A very attractive four-storey early twentieth century building, restored and reopened in 1991, well located for sightseeing in Old Havana and Centro Havana, and particularly for visiting the Capitolio, the Museo de Bellas Artes, the Gran Teatro de La Habana and the Museo de la Revolución.
The Plaza is a rather curious triangular building, but its lobby and bar with a central fountain and lots of singing birds are very atmospheric and the roof terrace has excellent views of the area, particularly of the Bacardi Building.
Although most staff are professional and friendly, sadly the same can not be said over the last years of the doormen and security guards. The later are infamous for being unnecessarily scary and plain rude. But please be reassured this is not typical of any other hotel in Cuba.
Reception staff speak Spanish, English, French, German, Italian
Safety - uniformed security personnel 24hrs
Shop(s) with basic supplies, souvenirs & gifts
Shops max 2min walk
Snacks and drinks 24 hours a day
Telephone - national & international calls
Tours & tourist information desk
TV room/bar (international channels & videos)
Details of Standard Room
The Plaza’s standard rooms are of varying sizes but they are all very pleasant with cream-coloured walls, terracotta tiled floors and wooden furniture. They walls are hung with prints - often very good woodcuts – by local artists. The beds and wooden chairs with rush seats are comfortable and some rooms have colonial style rocking chairs. The bathrooms are tiled in gleaming white from floor to ceiling and are very clean. The windows have wooden shutters which can be closed against the sun during the hottest part of the day. The rooms facing outwards to the street, rather than into the courtyard, are the most spacious.
The heart and soul of Havana is the old town Habana Vieja, declared a Heritage of Mankind Site in 1982 by UNESCO. It was keen to preserve the beauty of its architecture and promote the historical importance of its role within the region.

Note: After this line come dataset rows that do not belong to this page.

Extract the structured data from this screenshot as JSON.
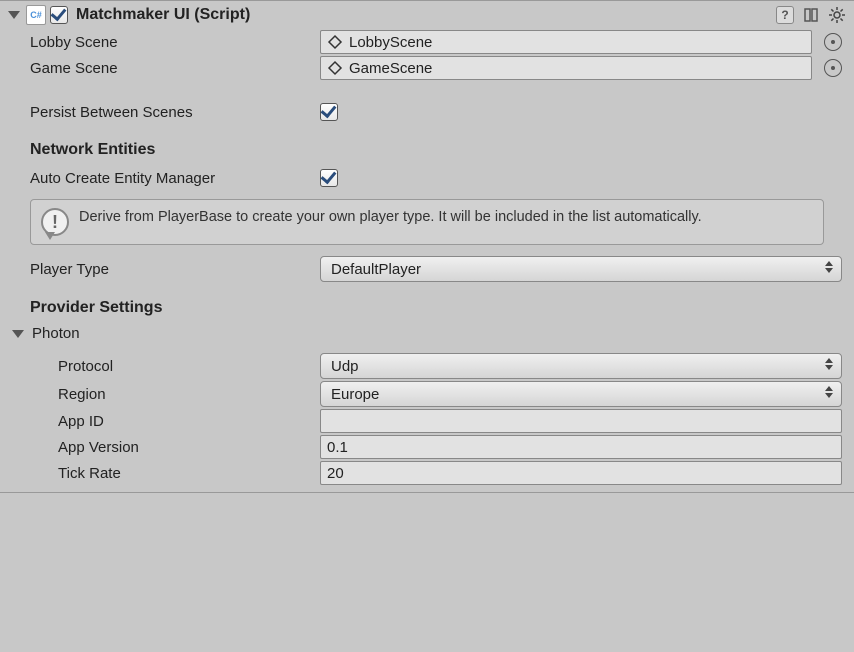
{
  "component": {
    "title": "Matchmaker UI (Script)",
    "enabled": true
  },
  "fields": {
    "lobby_scene_label": "Lobby Scene",
    "lobby_scene_value": "LobbyScene",
    "game_scene_label": "Game Scene",
    "game_scene_value": "GameScene",
    "persist_label": "Persist Between Scenes",
    "persist_value": true
  },
  "network": {
    "section_title": "Network Entities",
    "auto_create_label": "Auto Create Entity Manager",
    "auto_create_value": true,
    "info_text": "Derive from PlayerBase to create your own player type. It will be included in the list automatically.",
    "player_type_label": "Player Type",
    "player_type_value": "DefaultPlayer"
  },
  "provider": {
    "section_title": "Provider Settings",
    "photon_label": "Photon",
    "protocol_label": "Protocol",
    "protocol_value": "Udp",
    "region_label": "Region",
    "region_value": "Europe",
    "appid_label": "App ID",
    "appid_value": "",
    "appversion_label": "App Version",
    "appversion_value": "0.1",
    "tickrate_label": "Tick Rate",
    "tickrate_value": "20"
  }
}
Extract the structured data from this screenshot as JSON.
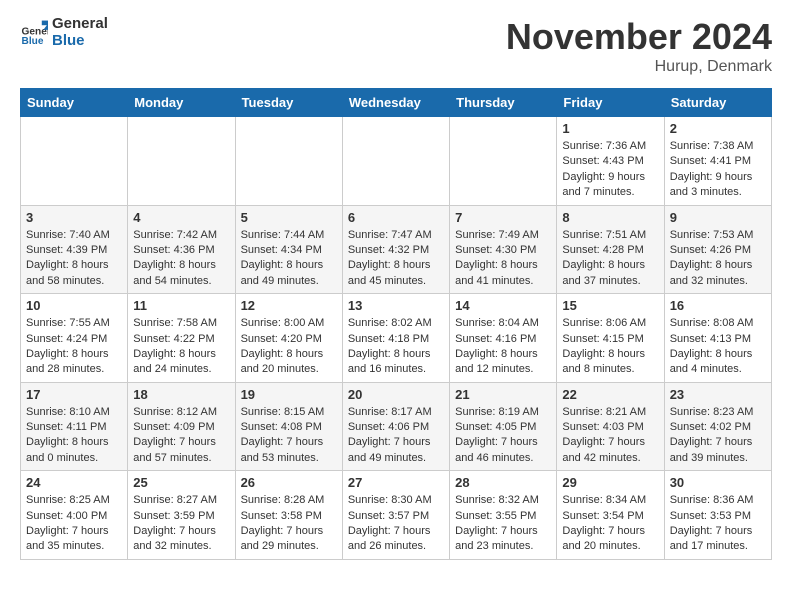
{
  "logo": {
    "text_general": "General",
    "text_blue": "Blue"
  },
  "header": {
    "month": "November 2024",
    "location": "Hurup, Denmark"
  },
  "weekdays": [
    "Sunday",
    "Monday",
    "Tuesday",
    "Wednesday",
    "Thursday",
    "Friday",
    "Saturday"
  ],
  "weeks": [
    [
      {
        "day": "",
        "info": ""
      },
      {
        "day": "",
        "info": ""
      },
      {
        "day": "",
        "info": ""
      },
      {
        "day": "",
        "info": ""
      },
      {
        "day": "",
        "info": ""
      },
      {
        "day": "1",
        "info": "Sunrise: 7:36 AM\nSunset: 4:43 PM\nDaylight: 9 hours\nand 7 minutes."
      },
      {
        "day": "2",
        "info": "Sunrise: 7:38 AM\nSunset: 4:41 PM\nDaylight: 9 hours\nand 3 minutes."
      }
    ],
    [
      {
        "day": "3",
        "info": "Sunrise: 7:40 AM\nSunset: 4:39 PM\nDaylight: 8 hours\nand 58 minutes."
      },
      {
        "day": "4",
        "info": "Sunrise: 7:42 AM\nSunset: 4:36 PM\nDaylight: 8 hours\nand 54 minutes."
      },
      {
        "day": "5",
        "info": "Sunrise: 7:44 AM\nSunset: 4:34 PM\nDaylight: 8 hours\nand 49 minutes."
      },
      {
        "day": "6",
        "info": "Sunrise: 7:47 AM\nSunset: 4:32 PM\nDaylight: 8 hours\nand 45 minutes."
      },
      {
        "day": "7",
        "info": "Sunrise: 7:49 AM\nSunset: 4:30 PM\nDaylight: 8 hours\nand 41 minutes."
      },
      {
        "day": "8",
        "info": "Sunrise: 7:51 AM\nSunset: 4:28 PM\nDaylight: 8 hours\nand 37 minutes."
      },
      {
        "day": "9",
        "info": "Sunrise: 7:53 AM\nSunset: 4:26 PM\nDaylight: 8 hours\nand 32 minutes."
      }
    ],
    [
      {
        "day": "10",
        "info": "Sunrise: 7:55 AM\nSunset: 4:24 PM\nDaylight: 8 hours\nand 28 minutes."
      },
      {
        "day": "11",
        "info": "Sunrise: 7:58 AM\nSunset: 4:22 PM\nDaylight: 8 hours\nand 24 minutes."
      },
      {
        "day": "12",
        "info": "Sunrise: 8:00 AM\nSunset: 4:20 PM\nDaylight: 8 hours\nand 20 minutes."
      },
      {
        "day": "13",
        "info": "Sunrise: 8:02 AM\nSunset: 4:18 PM\nDaylight: 8 hours\nand 16 minutes."
      },
      {
        "day": "14",
        "info": "Sunrise: 8:04 AM\nSunset: 4:16 PM\nDaylight: 8 hours\nand 12 minutes."
      },
      {
        "day": "15",
        "info": "Sunrise: 8:06 AM\nSunset: 4:15 PM\nDaylight: 8 hours\nand 8 minutes."
      },
      {
        "day": "16",
        "info": "Sunrise: 8:08 AM\nSunset: 4:13 PM\nDaylight: 8 hours\nand 4 minutes."
      }
    ],
    [
      {
        "day": "17",
        "info": "Sunrise: 8:10 AM\nSunset: 4:11 PM\nDaylight: 8 hours\nand 0 minutes."
      },
      {
        "day": "18",
        "info": "Sunrise: 8:12 AM\nSunset: 4:09 PM\nDaylight: 7 hours\nand 57 minutes."
      },
      {
        "day": "19",
        "info": "Sunrise: 8:15 AM\nSunset: 4:08 PM\nDaylight: 7 hours\nand 53 minutes."
      },
      {
        "day": "20",
        "info": "Sunrise: 8:17 AM\nSunset: 4:06 PM\nDaylight: 7 hours\nand 49 minutes."
      },
      {
        "day": "21",
        "info": "Sunrise: 8:19 AM\nSunset: 4:05 PM\nDaylight: 7 hours\nand 46 minutes."
      },
      {
        "day": "22",
        "info": "Sunrise: 8:21 AM\nSunset: 4:03 PM\nDaylight: 7 hours\nand 42 minutes."
      },
      {
        "day": "23",
        "info": "Sunrise: 8:23 AM\nSunset: 4:02 PM\nDaylight: 7 hours\nand 39 minutes."
      }
    ],
    [
      {
        "day": "24",
        "info": "Sunrise: 8:25 AM\nSunset: 4:00 PM\nDaylight: 7 hours\nand 35 minutes."
      },
      {
        "day": "25",
        "info": "Sunrise: 8:27 AM\nSunset: 3:59 PM\nDaylight: 7 hours\nand 32 minutes."
      },
      {
        "day": "26",
        "info": "Sunrise: 8:28 AM\nSunset: 3:58 PM\nDaylight: 7 hours\nand 29 minutes."
      },
      {
        "day": "27",
        "info": "Sunrise: 8:30 AM\nSunset: 3:57 PM\nDaylight: 7 hours\nand 26 minutes."
      },
      {
        "day": "28",
        "info": "Sunrise: 8:32 AM\nSunset: 3:55 PM\nDaylight: 7 hours\nand 23 minutes."
      },
      {
        "day": "29",
        "info": "Sunrise: 8:34 AM\nSunset: 3:54 PM\nDaylight: 7 hours\nand 20 minutes."
      },
      {
        "day": "30",
        "info": "Sunrise: 8:36 AM\nSunset: 3:53 PM\nDaylight: 7 hours\nand 17 minutes."
      }
    ]
  ]
}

The following are just some of the interesting places to visit: Plaza de Armas, centred around a statue of the patriot Cespedes and emcompassed by shaded marble benches and second-hand booksellers, is the first public square built in the city. Plaza de la Catedral is perhaps the most beautiful square in the Caribbean which is surrounded by examples of the finest baroque architecture in the country. El Templete, small neoclassical temple which marks the spot where the first Mass was said in 1519. Castillo de la Real Fuerza is one of the oldest forts in the Americas, it holds modern art exhibitions downstairs and the battlements afford good views over the harbour. Palacio de los Capitanes Generales, the seat of government and governor's residence was transferred from the fort to the built. The presidential palace and then the municipal palace until Castro seized power it is now Museo de la Ciudad de la Habana. Museo de Arte Colonial, fine palace constructed in 1720, its yellow courtyard and little-altered architectural features are complemented by a large collection of 17th- and 18th-century furniture. Calle Obispo is Old Havana's most important and smartest thoroughfare, pedestrianized with missile heads as bollards.